Last Tuesday, the Domestic Violence and Victim Support Unit (DOVVSU) of the Ghana Police Service launched its 20th anniversary celebration.
Commemorating the anniversary of such an important unit is good for many reasons one of which, of course, is to evaluate the performance of the personnel since its inception.
Being a human institution, of course, there are bound to be challenges which such occasions offer responses to when these are highlighted appropriately.
Such an occasion also enables us to let people know about the existence of such a unit, appreciate its work and how to interact with it.
For some Ghanaians, it is just one of the offices in the police stations; its special role unknown to them.
It is auspicious that the launch is taking place now, a time when defilement and rape cases have not subsided although we are unable to adduce statistics to that effect.
Indeed in the past year, the media have highlighted stories about fathers impregnating their daughters as well teachers raping their students. Perpetrators of such crimes have had to use force to have their way, the outcome being depression.
Instances of husbands assaulting their wives or vice versa have also been common too. Fatalities have been associated with some cases of domestic violence.
As noted earlier, such issues are matters of law and so the extent to which DOVVSU personnel can act is limited by the prevailing laws of the land.
Members of the public expect so much from personnel when cases are reported to them for action but all these are dependent on the outcome of the investigations conducted prior to suspects being put before courts of competent jurisdiction. Members of the public hardly provide the necessary support in terms of evidence to assist investigations.

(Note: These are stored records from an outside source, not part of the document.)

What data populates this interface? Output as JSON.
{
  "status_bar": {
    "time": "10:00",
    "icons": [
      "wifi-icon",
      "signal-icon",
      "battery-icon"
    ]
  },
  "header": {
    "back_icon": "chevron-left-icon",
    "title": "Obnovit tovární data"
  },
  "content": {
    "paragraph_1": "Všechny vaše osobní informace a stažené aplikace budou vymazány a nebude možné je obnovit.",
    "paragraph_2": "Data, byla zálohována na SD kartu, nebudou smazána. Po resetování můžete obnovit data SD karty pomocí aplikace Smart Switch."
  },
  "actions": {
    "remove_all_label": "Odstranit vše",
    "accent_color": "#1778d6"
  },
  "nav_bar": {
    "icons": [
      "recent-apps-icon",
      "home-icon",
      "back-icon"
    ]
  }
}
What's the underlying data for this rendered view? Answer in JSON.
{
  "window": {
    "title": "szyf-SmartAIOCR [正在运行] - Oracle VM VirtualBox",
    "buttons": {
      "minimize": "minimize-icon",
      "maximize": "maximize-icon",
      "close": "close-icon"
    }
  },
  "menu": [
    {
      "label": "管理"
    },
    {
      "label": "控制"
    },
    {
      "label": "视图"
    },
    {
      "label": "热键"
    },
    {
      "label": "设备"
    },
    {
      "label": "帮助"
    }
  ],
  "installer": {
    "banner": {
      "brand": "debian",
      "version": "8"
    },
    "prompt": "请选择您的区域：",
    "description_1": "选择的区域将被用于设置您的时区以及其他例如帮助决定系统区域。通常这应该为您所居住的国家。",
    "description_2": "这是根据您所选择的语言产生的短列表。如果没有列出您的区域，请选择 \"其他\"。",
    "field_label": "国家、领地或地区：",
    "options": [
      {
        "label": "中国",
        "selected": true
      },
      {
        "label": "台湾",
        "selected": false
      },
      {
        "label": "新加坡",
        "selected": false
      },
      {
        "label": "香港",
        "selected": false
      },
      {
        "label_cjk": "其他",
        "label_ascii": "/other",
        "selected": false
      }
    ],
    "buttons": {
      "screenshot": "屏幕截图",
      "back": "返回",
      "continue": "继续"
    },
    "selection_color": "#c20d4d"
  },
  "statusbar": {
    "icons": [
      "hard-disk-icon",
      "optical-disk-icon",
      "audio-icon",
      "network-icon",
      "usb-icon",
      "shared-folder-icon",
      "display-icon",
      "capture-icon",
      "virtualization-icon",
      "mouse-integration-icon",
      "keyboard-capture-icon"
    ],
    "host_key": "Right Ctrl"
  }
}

Cultural interferences and even ignorance on the part of family elders and opinion leaders have all conspired to make the work of DOVVSU rather difficult.
Many Ghanaians do not understand the position of the law on such crimes: defilement and rape which under the circumstances are not cases which should be handled at home have in many instances had elders asking for them to be handed over to them for management. Those with evidence to suggest they have committed rape and defilement must be brought before the law. That is the position of the law.
We cannot associate ourselves with those who after committing such crimes turn to elders and opinion leaders for intervention.
DOVVSU personnel have under the challenging circumstances made a difference although the balance sheet might state so. Many cases have gone cold because of the difficulties in getting incriminating evidence.
Rape and defilement victims have in some instances washed off incriminating traces of semen and, therefore, making it almost impossible to proceed with investigations that can stand the rigours of court procedures.
The need to educate members of the public and even female pupils and students on how to deal with predating adult males, the aftermath of rape and defilement, should not be overlooked.
DOVVSU even as you celebrate the landmark, we say there is more room for improvement from your end and the controllers of the state kitty.